(Component data from apps and pages)

[Start of section]

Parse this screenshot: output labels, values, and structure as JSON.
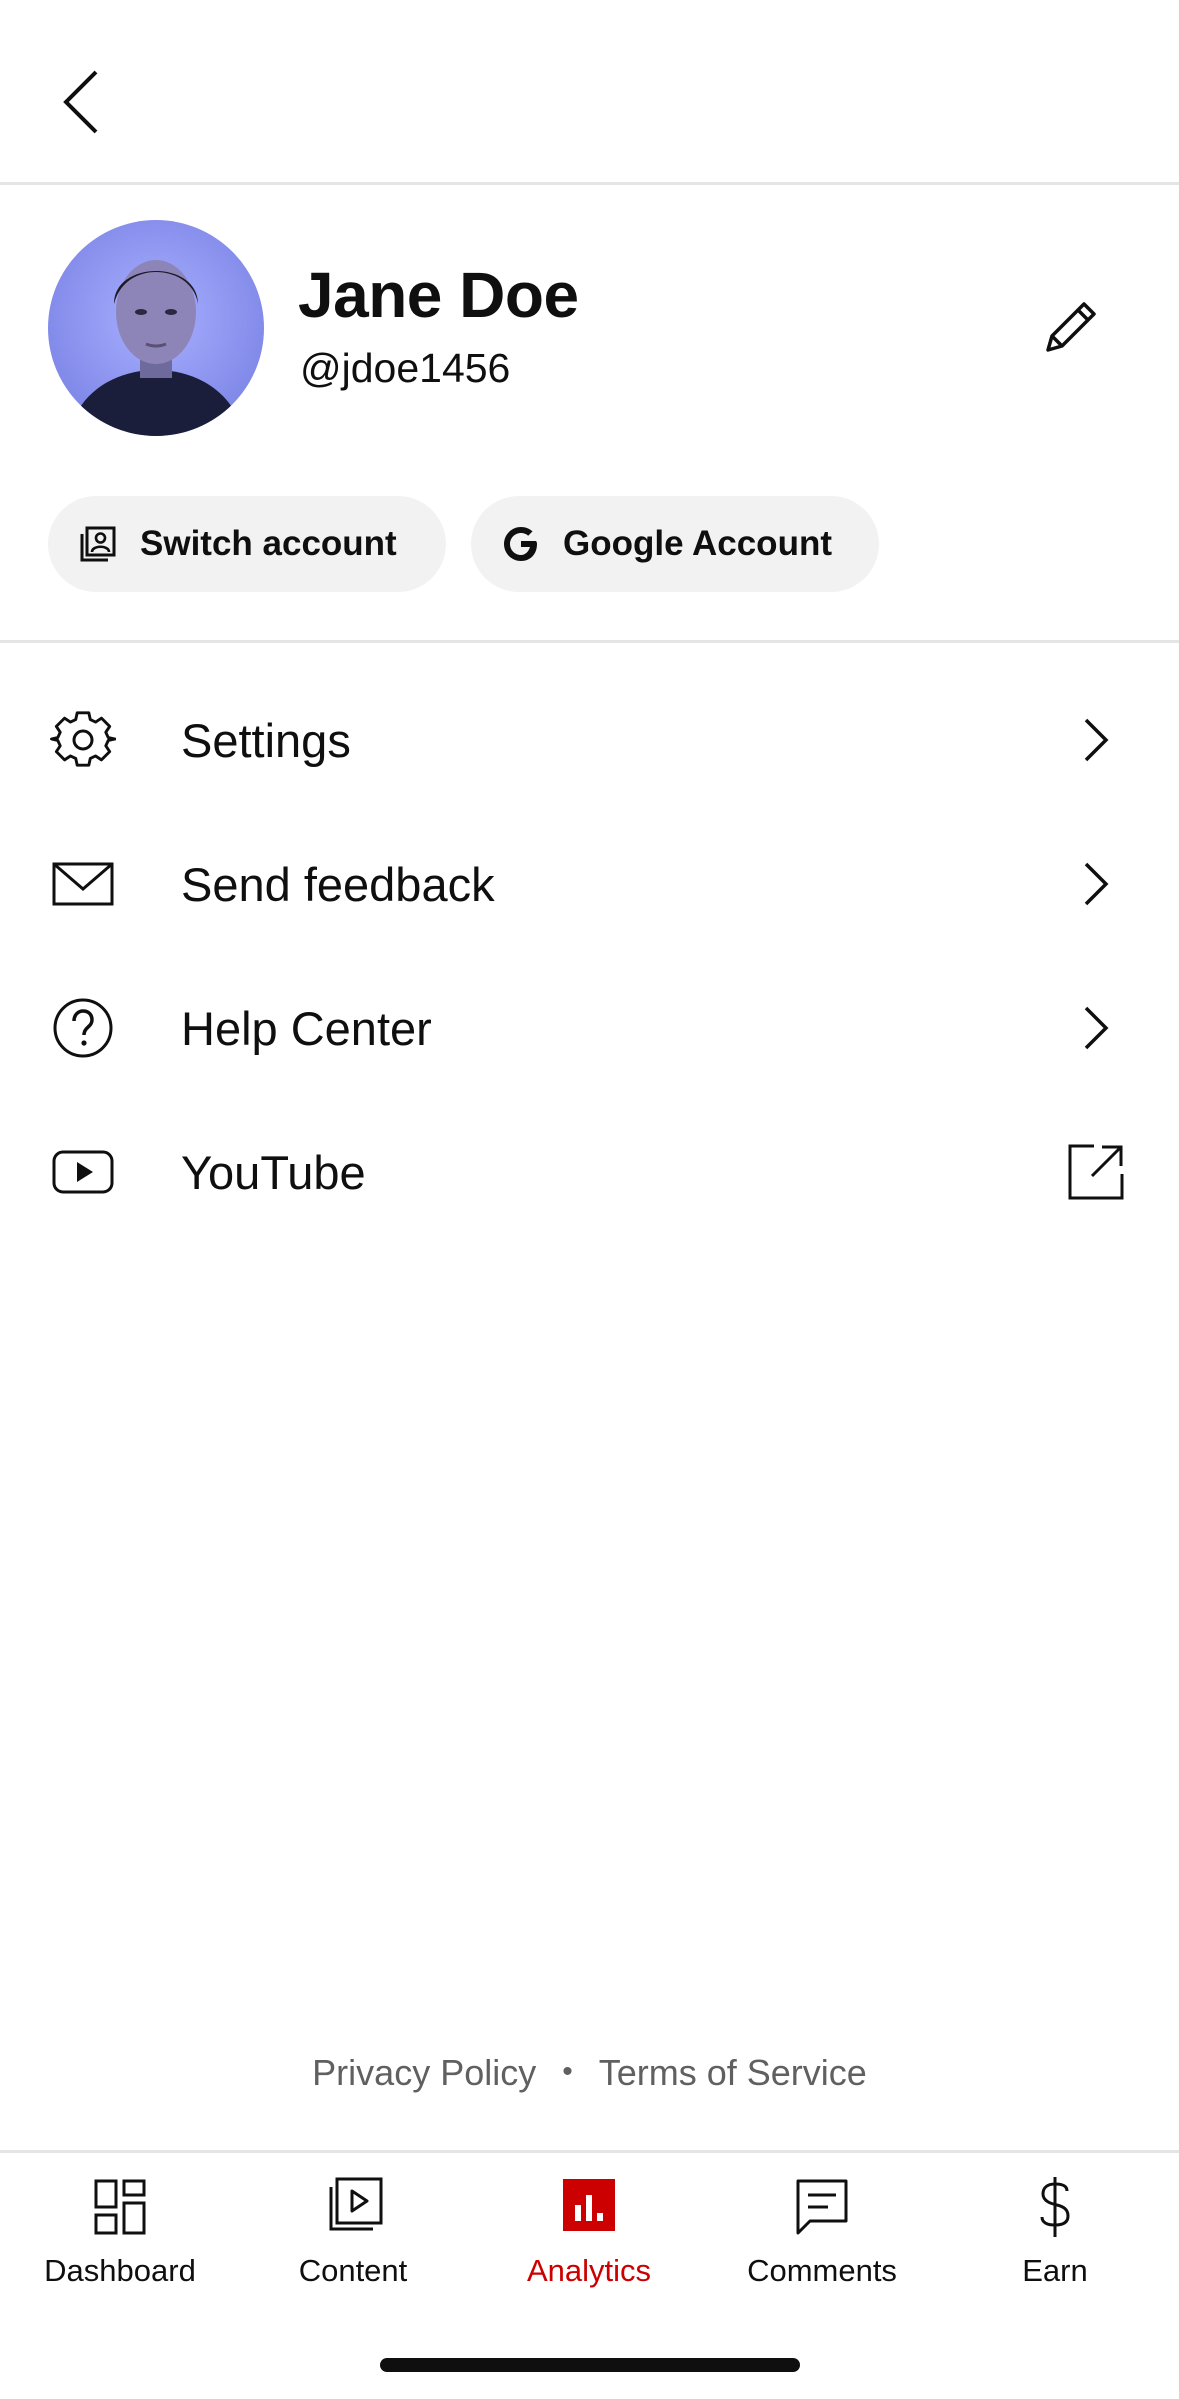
{
  "profile": {
    "name": "Jane Doe",
    "handle": "@jdoe1456"
  },
  "actions": {
    "switch_account": "Switch account",
    "google_account": "Google Account"
  },
  "menu": [
    {
      "label": "Settings",
      "icon": "gear-icon",
      "trailing": "chevron-right-icon"
    },
    {
      "label": "Send feedback",
      "icon": "mail-icon",
      "trailing": "chevron-right-icon"
    },
    {
      "label": "Help Center",
      "icon": "help-icon",
      "trailing": "chevron-right-icon"
    },
    {
      "label": "YouTube",
      "icon": "youtube-play-icon",
      "trailing": "external-link-icon"
    }
  ],
  "footer": {
    "privacy": "Privacy Policy",
    "separator": "•",
    "terms": "Terms of Service"
  },
  "nav": {
    "active": "Analytics",
    "accent_color": "#cc0000",
    "tabs": [
      {
        "label": "Dashboard",
        "icon": "dashboard-icon"
      },
      {
        "label": "Content",
        "icon": "content-icon"
      },
      {
        "label": "Analytics",
        "icon": "analytics-icon"
      },
      {
        "label": "Comments",
        "icon": "comments-icon"
      },
      {
        "label": "Earn",
        "icon": "dollar-icon"
      }
    ]
  }
}
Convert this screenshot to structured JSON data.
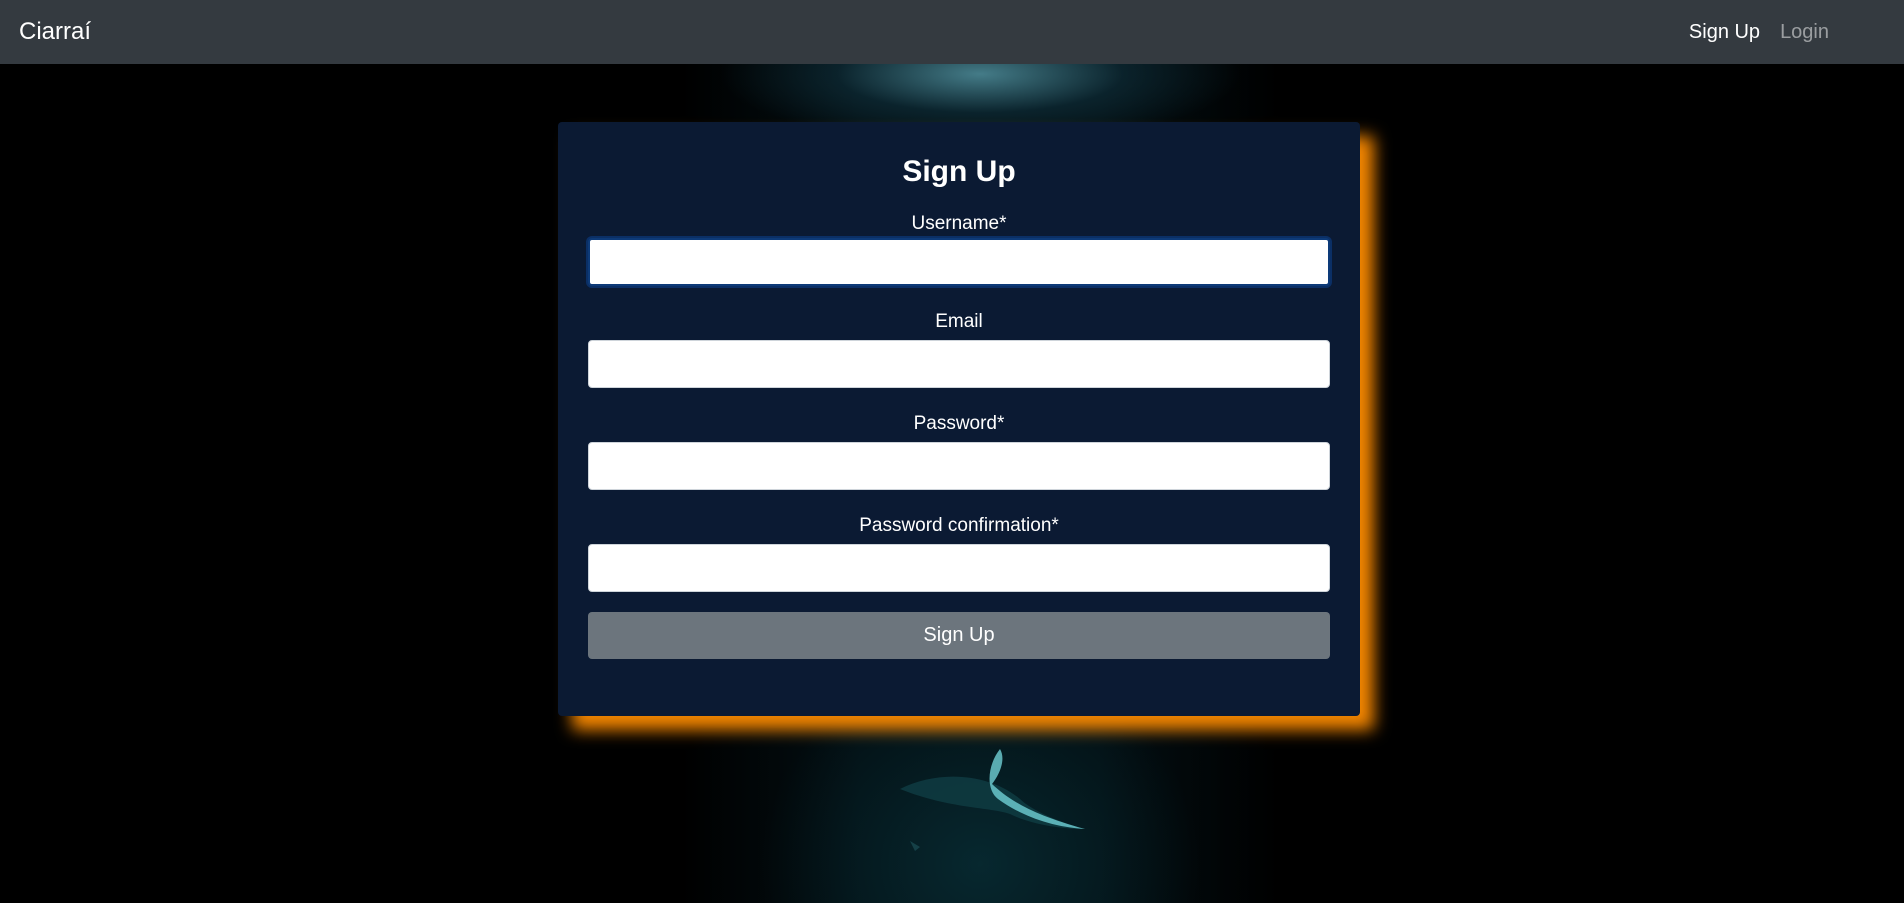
{
  "navbar": {
    "brand": "Ciarraí",
    "links": [
      {
        "label": "Sign Up",
        "state": "active"
      },
      {
        "label": "Login",
        "state": "muted"
      }
    ]
  },
  "form": {
    "title": "Sign Up",
    "fields": [
      {
        "label": "Username*",
        "value": "",
        "focused": true
      },
      {
        "label": "Email",
        "value": ""
      },
      {
        "label": "Password*",
        "value": ""
      },
      {
        "label": "Password confirmation*",
        "value": ""
      }
    ],
    "submit_label": "Sign Up"
  },
  "colors": {
    "navbar_bg": "#343a40",
    "card_bg": "#0b1a33",
    "card_glow": "#ff8c00",
    "button_bg": "#6c757d",
    "input_focus_border": "#0d3a78"
  }
}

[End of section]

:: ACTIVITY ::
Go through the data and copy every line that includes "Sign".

:: EXERCISE RESPONSE ::
        "label": "Sign Up",
    "title": "Sign Up",
    "submit_label": "Sign Up"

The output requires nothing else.